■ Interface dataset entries
<<<<

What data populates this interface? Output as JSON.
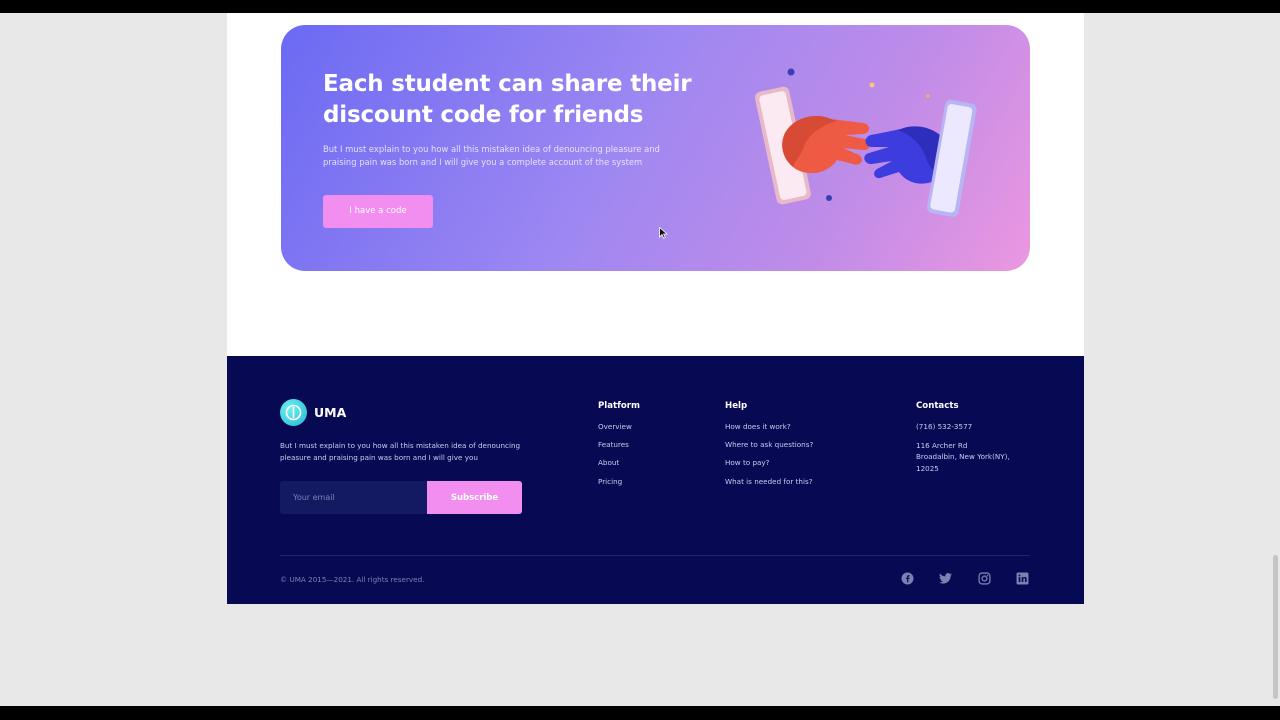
{
  "promo": {
    "title": "Each student can share their discount code for friends",
    "description": "But I must explain to you how all this mistaken idea of denouncing pleasure and praising pain was born and I will give you a complete account of the system",
    "button_label": "I have a code",
    "illustration_icon": "hands-reaching-through-phones-icon"
  },
  "footer": {
    "logo_text": "UMA",
    "description": "But I must explain to you how all this mistaken idea of denouncing pleasure and praising pain was born and I will give you",
    "email_placeholder": "Your email",
    "subscribe_label": "Subscribe",
    "platform": {
      "title": "Platform",
      "links": [
        "Overview",
        "Features",
        "About",
        "Pricing"
      ]
    },
    "help": {
      "title": "Help",
      "links": [
        "How does it work?",
        "Where to ask questions?",
        "How to pay?",
        "What is needed for this?"
      ]
    },
    "contacts": {
      "title": "Contacts",
      "phone": "(716) 532-3577",
      "address_line1": "116 Archer Rd",
      "address_line2": "Broadalbin, New York(NY),",
      "address_line3": "12025"
    },
    "copyright": "© UMA 2015—2021. All rights reserved.",
    "socials": [
      "facebook-icon",
      "twitter-icon",
      "instagram-icon",
      "linkedin-icon"
    ]
  },
  "colors": {
    "footer_bg": "#070a52",
    "accent_pink": "#f28ef0",
    "banner_gradient_start": "#6b6af3",
    "banner_gradient_end": "#ec97e0"
  }
}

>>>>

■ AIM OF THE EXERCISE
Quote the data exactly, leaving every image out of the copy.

■ RESPONSE TO THIS EXERCISE
What data populates this interface? Output as JSON.
{
  "promo": {
    "title": "Each student can share their discount code for friends",
    "description": "But I must explain to you how all this mistaken idea of denouncing pleasure and praising pain was born and I will give you a complete account of the system",
    "button_label": "I have a code",
    "illustration_icon": "hands-reaching-through-phones-icon"
  },
  "footer": {
    "logo_text": "UMA",
    "description": "But I must explain to you how all this mistaken idea of denouncing pleasure and praising pain was born and I will give you",
    "email_placeholder": "Your email",
    "subscribe_label": "Subscribe",
    "platform": {
      "title": "Platform",
      "links": [
        "Overview",
        "Features",
        "About",
        "Pricing"
      ]
    },
    "help": {
      "title": "Help",
      "links": [
        "How does it work?",
        "Where to ask questions?",
        "How to pay?",
        "What is needed for this?"
      ]
    },
    "contacts": {
      "title": "Contacts",
      "phone": "(716) 532-3577",
      "address_line1": "116 Archer Rd",
      "address_line2": "Broadalbin, New York(NY),",
      "address_line3": "12025"
    },
    "copyright": "© UMA 2015—2021. All rights reserved.",
    "socials": [
      "facebook-icon",
      "twitter-icon",
      "instagram-icon",
      "linkedin-icon"
    ]
  },
  "colors": {
    "footer_bg": "#070a52",
    "accent_pink": "#f28ef0",
    "banner_gradient_start": "#6b6af3",
    "banner_gradient_end": "#ec97e0"
  }
}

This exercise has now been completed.